Dataset:
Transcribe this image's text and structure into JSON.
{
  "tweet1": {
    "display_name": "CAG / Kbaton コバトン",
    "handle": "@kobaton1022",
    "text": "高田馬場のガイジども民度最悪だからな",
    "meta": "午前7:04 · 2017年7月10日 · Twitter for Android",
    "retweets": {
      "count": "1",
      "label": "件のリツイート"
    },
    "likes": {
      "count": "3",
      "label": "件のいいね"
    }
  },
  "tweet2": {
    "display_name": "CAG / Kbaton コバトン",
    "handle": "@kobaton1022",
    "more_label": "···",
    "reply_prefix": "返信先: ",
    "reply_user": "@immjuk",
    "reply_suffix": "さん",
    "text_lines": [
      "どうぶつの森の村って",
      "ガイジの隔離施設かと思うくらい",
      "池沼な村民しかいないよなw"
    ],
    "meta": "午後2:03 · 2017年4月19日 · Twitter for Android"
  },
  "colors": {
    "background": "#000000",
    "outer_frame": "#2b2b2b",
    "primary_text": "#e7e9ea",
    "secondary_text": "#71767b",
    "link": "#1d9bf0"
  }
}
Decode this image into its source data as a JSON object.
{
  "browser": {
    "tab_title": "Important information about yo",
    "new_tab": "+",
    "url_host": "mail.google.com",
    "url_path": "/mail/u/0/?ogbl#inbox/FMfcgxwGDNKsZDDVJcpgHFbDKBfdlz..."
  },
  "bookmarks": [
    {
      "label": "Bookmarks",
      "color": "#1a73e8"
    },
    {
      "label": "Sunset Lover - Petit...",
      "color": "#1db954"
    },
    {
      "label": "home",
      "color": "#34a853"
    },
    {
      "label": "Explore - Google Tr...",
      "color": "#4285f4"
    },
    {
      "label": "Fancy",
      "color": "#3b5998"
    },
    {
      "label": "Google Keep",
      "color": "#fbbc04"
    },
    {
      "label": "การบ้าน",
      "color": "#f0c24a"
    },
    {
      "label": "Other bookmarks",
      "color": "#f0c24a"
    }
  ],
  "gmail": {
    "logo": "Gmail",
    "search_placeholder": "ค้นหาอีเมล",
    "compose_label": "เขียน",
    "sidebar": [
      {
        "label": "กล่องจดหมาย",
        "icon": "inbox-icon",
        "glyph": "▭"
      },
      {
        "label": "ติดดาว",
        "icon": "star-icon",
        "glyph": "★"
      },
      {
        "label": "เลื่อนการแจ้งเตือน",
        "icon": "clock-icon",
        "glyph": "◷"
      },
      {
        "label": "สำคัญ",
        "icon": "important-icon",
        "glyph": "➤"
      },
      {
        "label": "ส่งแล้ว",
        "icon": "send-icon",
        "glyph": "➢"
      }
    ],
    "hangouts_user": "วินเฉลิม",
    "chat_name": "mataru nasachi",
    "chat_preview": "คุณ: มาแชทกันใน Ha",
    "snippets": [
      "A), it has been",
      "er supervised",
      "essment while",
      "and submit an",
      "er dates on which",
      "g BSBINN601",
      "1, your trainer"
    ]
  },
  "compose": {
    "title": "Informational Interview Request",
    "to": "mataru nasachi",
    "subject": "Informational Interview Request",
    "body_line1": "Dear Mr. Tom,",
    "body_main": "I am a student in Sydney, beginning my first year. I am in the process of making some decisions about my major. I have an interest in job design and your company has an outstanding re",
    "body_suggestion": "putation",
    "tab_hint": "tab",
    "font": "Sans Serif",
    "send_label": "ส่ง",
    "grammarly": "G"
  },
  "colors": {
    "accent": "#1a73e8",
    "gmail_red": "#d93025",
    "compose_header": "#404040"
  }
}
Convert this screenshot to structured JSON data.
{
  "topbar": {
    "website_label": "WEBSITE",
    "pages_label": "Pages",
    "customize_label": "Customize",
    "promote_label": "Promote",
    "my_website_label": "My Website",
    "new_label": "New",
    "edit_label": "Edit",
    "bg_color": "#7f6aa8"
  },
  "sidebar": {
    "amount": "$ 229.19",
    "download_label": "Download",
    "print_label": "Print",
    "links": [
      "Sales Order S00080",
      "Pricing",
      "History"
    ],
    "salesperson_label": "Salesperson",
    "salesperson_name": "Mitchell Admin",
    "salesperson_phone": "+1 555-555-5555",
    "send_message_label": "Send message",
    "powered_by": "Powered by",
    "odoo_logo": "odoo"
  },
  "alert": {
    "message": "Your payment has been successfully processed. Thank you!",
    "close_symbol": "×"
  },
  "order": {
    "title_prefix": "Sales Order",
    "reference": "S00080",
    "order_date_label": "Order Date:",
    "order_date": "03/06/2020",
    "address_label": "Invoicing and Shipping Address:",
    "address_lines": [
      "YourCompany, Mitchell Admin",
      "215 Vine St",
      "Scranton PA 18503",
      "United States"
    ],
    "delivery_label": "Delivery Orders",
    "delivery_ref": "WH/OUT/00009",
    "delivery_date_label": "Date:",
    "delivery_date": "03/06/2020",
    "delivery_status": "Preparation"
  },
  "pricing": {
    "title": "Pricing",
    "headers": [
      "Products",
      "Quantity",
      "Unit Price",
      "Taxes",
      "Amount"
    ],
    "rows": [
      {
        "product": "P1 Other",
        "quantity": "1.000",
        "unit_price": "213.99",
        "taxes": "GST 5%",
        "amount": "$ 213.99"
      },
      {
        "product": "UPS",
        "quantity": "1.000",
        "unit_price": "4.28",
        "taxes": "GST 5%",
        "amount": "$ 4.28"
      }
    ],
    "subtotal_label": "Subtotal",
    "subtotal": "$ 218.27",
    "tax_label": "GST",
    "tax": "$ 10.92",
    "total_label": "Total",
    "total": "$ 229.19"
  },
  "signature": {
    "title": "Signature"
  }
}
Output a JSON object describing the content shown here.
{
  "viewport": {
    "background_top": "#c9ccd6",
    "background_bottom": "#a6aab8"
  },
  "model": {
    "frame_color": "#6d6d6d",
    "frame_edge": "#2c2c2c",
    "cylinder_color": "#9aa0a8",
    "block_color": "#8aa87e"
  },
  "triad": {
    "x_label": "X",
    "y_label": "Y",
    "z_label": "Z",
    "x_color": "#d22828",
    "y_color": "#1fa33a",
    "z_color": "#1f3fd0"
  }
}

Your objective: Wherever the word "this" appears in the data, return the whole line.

Problem solution:
Transcribe this image's text and structure into JSON.
Decode this image into its source data as a JSON object.
Convert this screenshot to structured JSON data.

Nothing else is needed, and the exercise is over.